  • Online file sharing gives power to music lovers, and takes it away from record companies.  Done right, this results in a direct relationship between the music lover and the artist (the individuals), and the record company (the authority) either becomes irrelevant or seriously rethinks its business model.
  • Mass near-instantaneous communication via the internet (blogs, twitter, etc.) and mobile phones takes power away from large centralised news providers, routes around censorship and gives individuals the ability to decide what sources of information to consider and what to ignore.
  • That same communication tech affords the ability for people to organise in a hurry like never before (flashmobs, the occupy movement, the Arab spring).
  • Everyone has a camera now.  Police brutality is a lot harder to get away with, or at least a lot harder to hide.
  • Large volumes of government data are available for public use (census, climate, budget, geospatial, etc.)
  • Organisations like GetUp and Avaaz now exist to give individuals a voice by running petitions, organising protests, funding advertising campaigns and lobbying governments.
  • Social networks (whatever you may say about the sale of personal data to advertisers), are (at least overtly) about putting individuals in touch with the people they actually want to be in touch with.  If they stop facilitating that, people will leave.
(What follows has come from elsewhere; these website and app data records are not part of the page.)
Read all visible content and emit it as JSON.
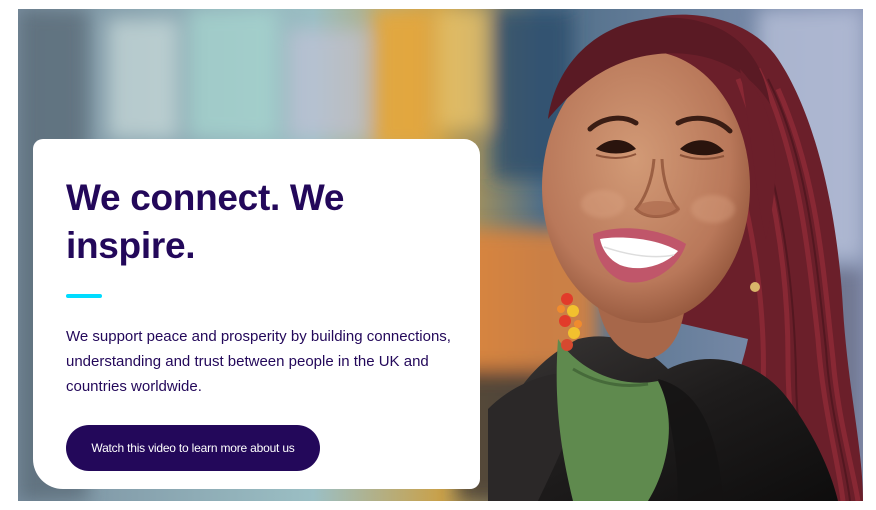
{
  "hero": {
    "headline": "We connect. We inspire.",
    "description": "We support peace and prosperity by building connections, understanding and trust between people in the UK and countries worldwide.",
    "cta_label": "Watch this video to learn more about us",
    "colors": {
      "headline": "#23085a",
      "accent_bar": "#00dcff",
      "button_background": "#23085a",
      "button_text": "#ffffff",
      "card_background": "#ffffff"
    }
  }
}
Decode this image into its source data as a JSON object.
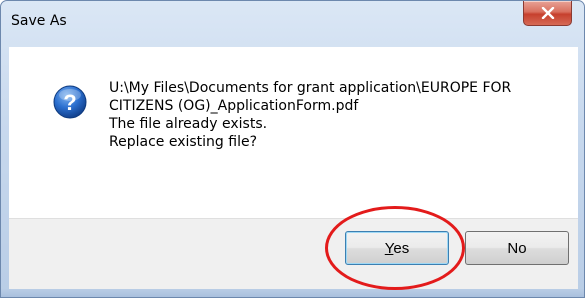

All of these things are what you might call democratising technologies.  3D printing is too, but with one important difference – most of the above technologies, while they have a very real impact on humans, are essentially ephemeral.  They’re mostly about shuffling data around.  3D printing actually causes new objects to physically manifest.  Things that you ordinarily wouldn’t be able to make cheaply (or at all), or that would require a large investment in plant or equipment are, or soon will be, fairly easy to create.  This goes way beyond providing the world with interconnects for lego (although that is admittedly very cool).  Recently the first complete patient-specific lower jawbone replacement was built by a 3D printer.  And if someone can make 3D printed food viable, that’s a big step on the road to a post-scarcity world.  And that changes everything.

That some people will create weapons with this technology is a risk, but I think this risk pales in comparison to the potential benefits to us all.  I also think that in the future, people who print weapons with evil intent are going to be in the minority as much as people who use weapons with evil intent are now.
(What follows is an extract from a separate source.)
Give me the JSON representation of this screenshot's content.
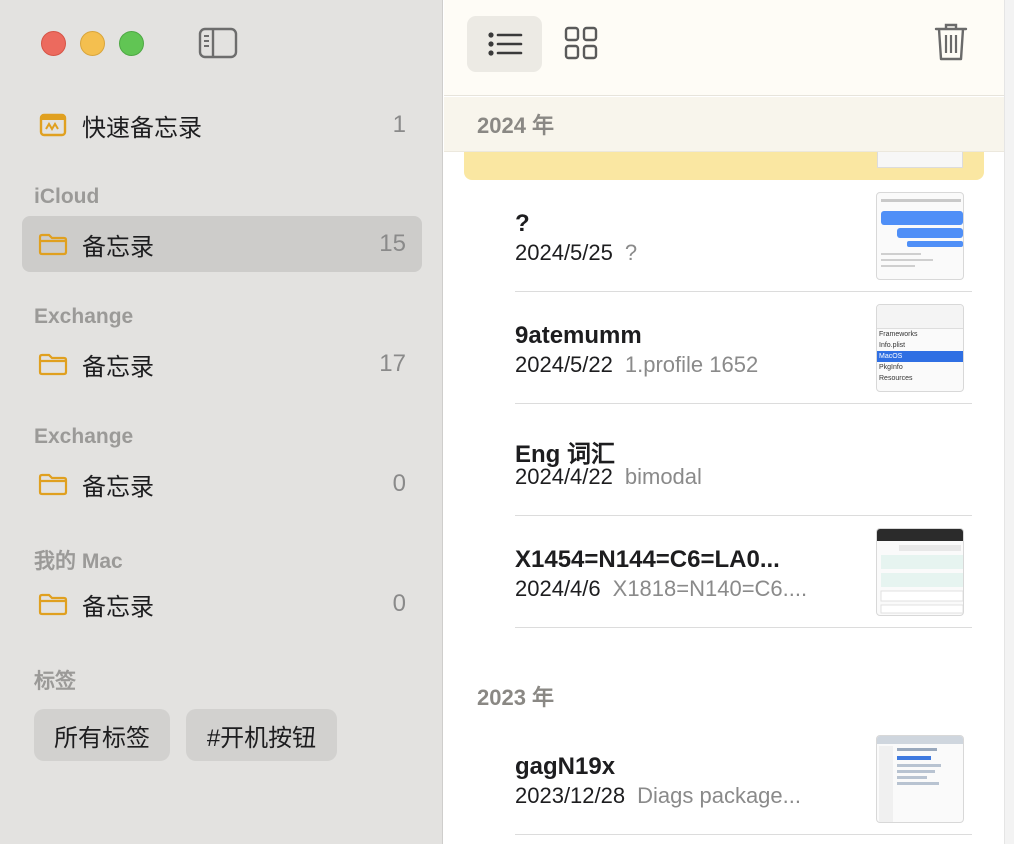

How can we ensure this?  By remembering that our existing laws cover violence regardless of how any weapon was manufactured.  By recognising that when the balance of power rests with individuals, the most important thing we can do is try to build a loving, respectful, healthy society, populated with responsible individuals.  By putting money into health and education, instead of giving in to fear and expanding surveillance of citizens under the guise of national security.  By encouraging tolerance, respect and forgiveness. By teaching that if you desire rights like “life, liberty and security of person”, then it is your responsibility to respect that everyone else has each and every one of those rights too, and you do not have the right to violate them.